**EXERCISE OBJECTIVE:**
Where a line in the records holds "username", count it once; return only the final number.

**Entries from a dataset of interfaces:**
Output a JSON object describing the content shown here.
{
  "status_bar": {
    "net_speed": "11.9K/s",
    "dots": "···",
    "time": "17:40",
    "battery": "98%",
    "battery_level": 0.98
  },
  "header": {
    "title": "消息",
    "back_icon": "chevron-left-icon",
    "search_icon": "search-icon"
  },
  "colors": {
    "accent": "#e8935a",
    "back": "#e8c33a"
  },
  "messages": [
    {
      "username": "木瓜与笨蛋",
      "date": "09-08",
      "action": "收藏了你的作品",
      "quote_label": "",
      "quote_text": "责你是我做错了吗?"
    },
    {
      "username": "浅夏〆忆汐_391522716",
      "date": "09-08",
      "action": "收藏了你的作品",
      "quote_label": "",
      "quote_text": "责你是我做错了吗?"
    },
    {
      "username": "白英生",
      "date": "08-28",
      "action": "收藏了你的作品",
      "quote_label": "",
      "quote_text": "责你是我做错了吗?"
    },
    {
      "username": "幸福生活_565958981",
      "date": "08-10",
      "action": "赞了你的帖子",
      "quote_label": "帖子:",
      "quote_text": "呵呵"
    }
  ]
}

**EXERCISE RESPONSE:**
4